> [ASSIGNMENT]: These entries must be printed again exactly as they are.

> [RECORDS FOR THE TASK]:
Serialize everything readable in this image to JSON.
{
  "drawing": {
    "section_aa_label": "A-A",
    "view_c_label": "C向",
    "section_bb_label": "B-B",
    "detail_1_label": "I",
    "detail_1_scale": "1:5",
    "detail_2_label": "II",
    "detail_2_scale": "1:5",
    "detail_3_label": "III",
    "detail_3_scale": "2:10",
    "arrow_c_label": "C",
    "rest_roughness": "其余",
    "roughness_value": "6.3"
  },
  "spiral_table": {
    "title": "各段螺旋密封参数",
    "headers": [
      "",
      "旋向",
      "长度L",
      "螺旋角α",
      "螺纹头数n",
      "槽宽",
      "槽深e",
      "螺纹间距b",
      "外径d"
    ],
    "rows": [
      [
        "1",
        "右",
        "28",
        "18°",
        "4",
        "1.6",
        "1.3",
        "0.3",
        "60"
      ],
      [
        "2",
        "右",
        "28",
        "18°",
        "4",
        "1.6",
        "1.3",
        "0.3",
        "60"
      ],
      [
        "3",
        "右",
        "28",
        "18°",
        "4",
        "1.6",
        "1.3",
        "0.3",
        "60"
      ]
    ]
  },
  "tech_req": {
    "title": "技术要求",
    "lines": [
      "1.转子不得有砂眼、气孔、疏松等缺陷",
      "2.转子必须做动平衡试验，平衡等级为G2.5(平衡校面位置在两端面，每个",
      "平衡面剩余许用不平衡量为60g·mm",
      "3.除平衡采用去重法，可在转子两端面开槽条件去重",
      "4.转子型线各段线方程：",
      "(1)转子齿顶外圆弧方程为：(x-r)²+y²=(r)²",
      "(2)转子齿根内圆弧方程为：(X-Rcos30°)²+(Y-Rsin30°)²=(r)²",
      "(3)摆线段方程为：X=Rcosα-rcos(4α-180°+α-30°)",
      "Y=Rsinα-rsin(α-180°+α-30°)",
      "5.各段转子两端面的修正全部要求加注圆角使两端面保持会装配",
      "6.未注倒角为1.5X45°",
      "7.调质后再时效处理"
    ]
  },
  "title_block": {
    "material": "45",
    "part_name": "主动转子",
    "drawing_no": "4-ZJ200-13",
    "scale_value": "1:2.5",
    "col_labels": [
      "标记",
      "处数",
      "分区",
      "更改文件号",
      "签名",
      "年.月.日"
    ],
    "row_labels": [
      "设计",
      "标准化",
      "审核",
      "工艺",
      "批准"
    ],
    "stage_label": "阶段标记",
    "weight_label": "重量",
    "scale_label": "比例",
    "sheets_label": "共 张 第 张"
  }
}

> [TASK SOLUTION]:
Serialize everything readable in this image to JSON.
{
  "drawing": {
    "section_aa_label": "A-A",
    "view_c_label": "C向",
    "section_bb_label": "B-B",
    "detail_1_label": "I",
    "detail_1_scale": "1:5",
    "detail_2_label": "II",
    "detail_2_scale": "1:5",
    "detail_3_label": "III",
    "detail_3_scale": "2:10",
    "arrow_c_label": "C",
    "rest_roughness": "其余",
    "roughness_value": "6.3"
  },
  "spiral_table": {
    "title": "各段螺旋密封参数",
    "headers": [
      "",
      "旋向",
      "长度L",
      "螺旋角α",
      "螺纹头数n",
      "槽宽",
      "槽深e",
      "螺纹间距b",
      "外径d"
    ],
    "rows": [
      [
        "1",
        "右",
        "28",
        "18°",
        "4",
        "1.6",
        "1.3",
        "0.3",
        "60"
      ],
      [
        "2",
        "右",
        "28",
        "18°",
        "4",
        "1.6",
        "1.3",
        "0.3",
        "60"
      ],
      [
        "3",
        "右",
        "28",
        "18°",
        "4",
        "1.6",
        "1.3",
        "0.3",
        "60"
      ]
    ]
  },
  "tech_req": {
    "title": "技术要求",
    "lines": [
      "1.转子不得有砂眼、气孔、疏松等缺陷",
      "2.转子必须做动平衡试验，平衡等级为G2.5(平衡校面位置在两端面，每个",
      "平衡面剩余许用不平衡量为60g·mm",
      "3.除平衡采用去重法，可在转子两端面开槽条件去重",
      "4.转子型线各段线方程：",
      "(1)转子齿顶外圆弧方程为：(x-r)²+y²=(r)²",
      "(2)转子齿根内圆弧方程为：(X-Rcos30°)²+(Y-Rsin30°)²=(r)²",
      "(3)摆线段方程为：X=Rcosα-rcos(4α-180°+α-30°)",
      "Y=Rsinα-rsin(α-180°+α-30°)",
      "5.各段转子两端面的修正全部要求加注圆角使两端面保持会装配",
      "6.未注倒角为1.5X45°",
      "7.调质后再时效处理"
    ]
  },
  "title_block": {
    "material": "45",
    "part_name": "主动转子",
    "drawing_no": "4-ZJ200-13",
    "scale_value": "1:2.5",
    "col_labels": [
      "标记",
      "处数",
      "分区",
      "更改文件号",
      "签名",
      "年.月.日"
    ],
    "row_labels": [
      "设计",
      "标准化",
      "审核",
      "工艺",
      "批准"
    ],
    "stage_label": "阶段标记",
    "weight_label": "重量",
    "scale_label": "比例",
    "sheets_label": "共 张 第 张"
  }
}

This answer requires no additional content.